The Autonomic Nervous System is our body’s automatic control mechanism for a wide variety of bodily functions. It regulates our heart rate, digestion, respiratory rate (when we are not trying to change it), pupillary dilation, urination, and sexual arousal. This is also the system that activates and deactivates – our fight, flight, freeze or shut down response. All these bodily functions operate almost entirely unconsciously.
Our Automatic Nervous System can be divided into two areas – the sympathetic and the parasympathetic. The sympathetic nervous system known as the ‘Stress System’ initiates the flight and fight response, increases alertness, energy, blood pressure, heart rate and our breathing rate.
The Parasympathetic nervous system which can also be called the ‘Rest and Digest’ system, decreases our alertness, blood pressure and our heart rate. This system also helps our body to digest food, calm us down and relax the body. Some people may describe the sympathetic system as the accelerator of the body and the parasympathetic as the brake.
What does this have to do with Mindfulness and Meditation?
Research shows that meditation soothes the nerves in our body. The sympathetic nervous system is greatly affected by meditation as it reduces the effects of anxiety, tension, fatigue, and stress. The Parasympathetic nervous system is activated when we practice Mindfulness as it slows down our heart rate, breathing rate and blood pressure.
We can spend our whole day in sympathetic arousal, feeling like we have no capacity to switch this off, being stuck in this spiralling stress cycle. If this is our day-to-day way of operating, we will end up with an overactivation of the SNS which can lead to a general and prolonged state of SNS dominance.
Mindfulness activates the Parasympathetic nervous system in many ways. Firstly, when we are focused just on the present and usually just on one thing, it helps to limit activity in the brain’s neural network, the Default Mode Network in the brain, where our brains wander and tend to think of worries, past and future. The brain loves to think of and ‘go to’ to any problems or worries we have because of our ‘negativity bias’.

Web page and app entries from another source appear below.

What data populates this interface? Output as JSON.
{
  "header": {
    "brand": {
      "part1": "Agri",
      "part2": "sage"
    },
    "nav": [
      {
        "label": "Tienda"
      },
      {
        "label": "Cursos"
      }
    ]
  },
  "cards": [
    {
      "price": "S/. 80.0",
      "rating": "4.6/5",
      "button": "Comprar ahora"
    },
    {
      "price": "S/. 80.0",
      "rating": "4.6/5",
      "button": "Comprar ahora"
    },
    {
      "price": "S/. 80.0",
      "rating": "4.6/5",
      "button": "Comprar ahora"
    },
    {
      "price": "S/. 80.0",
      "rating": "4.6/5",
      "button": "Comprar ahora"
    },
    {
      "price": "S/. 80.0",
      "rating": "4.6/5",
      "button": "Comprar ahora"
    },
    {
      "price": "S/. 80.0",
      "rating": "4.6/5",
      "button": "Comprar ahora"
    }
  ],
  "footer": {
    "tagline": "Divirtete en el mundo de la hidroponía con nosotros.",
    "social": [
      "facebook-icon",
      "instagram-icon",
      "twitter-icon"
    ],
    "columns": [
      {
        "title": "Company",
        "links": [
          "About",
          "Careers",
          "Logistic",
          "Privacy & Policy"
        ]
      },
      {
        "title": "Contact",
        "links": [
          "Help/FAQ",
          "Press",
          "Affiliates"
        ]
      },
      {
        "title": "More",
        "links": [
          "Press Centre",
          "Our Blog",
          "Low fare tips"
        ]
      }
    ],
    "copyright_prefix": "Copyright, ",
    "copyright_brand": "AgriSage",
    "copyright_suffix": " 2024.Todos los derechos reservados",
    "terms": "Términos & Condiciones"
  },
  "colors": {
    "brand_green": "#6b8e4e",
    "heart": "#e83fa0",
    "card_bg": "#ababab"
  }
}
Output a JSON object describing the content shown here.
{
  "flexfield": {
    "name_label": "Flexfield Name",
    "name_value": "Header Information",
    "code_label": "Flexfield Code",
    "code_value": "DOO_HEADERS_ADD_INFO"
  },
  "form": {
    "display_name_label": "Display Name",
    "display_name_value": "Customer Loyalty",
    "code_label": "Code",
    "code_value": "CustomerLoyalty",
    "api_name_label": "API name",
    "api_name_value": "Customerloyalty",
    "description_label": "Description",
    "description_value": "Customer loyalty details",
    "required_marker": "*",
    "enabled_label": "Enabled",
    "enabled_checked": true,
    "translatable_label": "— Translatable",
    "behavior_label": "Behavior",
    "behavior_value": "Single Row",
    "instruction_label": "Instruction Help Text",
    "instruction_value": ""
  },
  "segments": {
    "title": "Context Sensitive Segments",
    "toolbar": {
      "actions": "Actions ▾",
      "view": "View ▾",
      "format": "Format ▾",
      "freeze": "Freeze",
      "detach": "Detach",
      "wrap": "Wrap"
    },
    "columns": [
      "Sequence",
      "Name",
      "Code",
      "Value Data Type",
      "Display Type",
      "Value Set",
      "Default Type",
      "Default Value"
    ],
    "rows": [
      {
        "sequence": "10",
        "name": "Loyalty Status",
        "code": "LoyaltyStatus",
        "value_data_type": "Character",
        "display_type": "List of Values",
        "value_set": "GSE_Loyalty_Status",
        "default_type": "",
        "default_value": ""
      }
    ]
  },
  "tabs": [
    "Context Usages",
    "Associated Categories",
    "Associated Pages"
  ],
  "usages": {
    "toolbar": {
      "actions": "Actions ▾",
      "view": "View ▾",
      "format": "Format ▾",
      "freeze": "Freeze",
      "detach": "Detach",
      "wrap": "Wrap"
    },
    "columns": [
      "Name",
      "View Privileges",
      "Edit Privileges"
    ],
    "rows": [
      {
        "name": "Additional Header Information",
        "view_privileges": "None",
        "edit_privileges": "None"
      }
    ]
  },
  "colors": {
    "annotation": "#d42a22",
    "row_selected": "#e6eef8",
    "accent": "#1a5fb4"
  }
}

Secondly when we focus on our senses, the body and often the breath, this usually slows down our breathing. When we slow down our breathing, we give messages to the brain that it is safe to relax which in turn turns off the sympathetic flight or fight system.
The more we practice being Mindful, the more we train the brain and body to switch off the Sympathetic nervous system and to switch into the Parasympathetic Nervous System. This is immensely powerful and has a huge impact on the quality of our lives.
According to the world-famous author of Minding the Body, Mending the Mind, Dr. Borysenko, meditation teaches us just how important it is to regularly activate the body’s natural "relaxation response" – training our minds through meditation so that stress responses simply can’t take over, perpetually maintaining our mental/emotional health and general well-being.
Deep breathing and the Parasympathetic nervous system
Although nearly all of the PNS system is unconscious and operates automatically, we can change the activation of the SNS to the PNS simply with our breath. This is one important function we do have control over!
All we need is 3 deep breaths - three deep ‘in’ breaths and three deep ‘out’ breaths.
The inhale breath stimulates our sympathetic nervous system which increases our heart rate. The out breath stimulates the parasympathetic nervous system, decreasing our heart rate. So, what we are aiming for is to have more of the parasympathetic system working than the sympathetic which is why we try to extend the exhale. This affects what is called the Heart Rate Variability.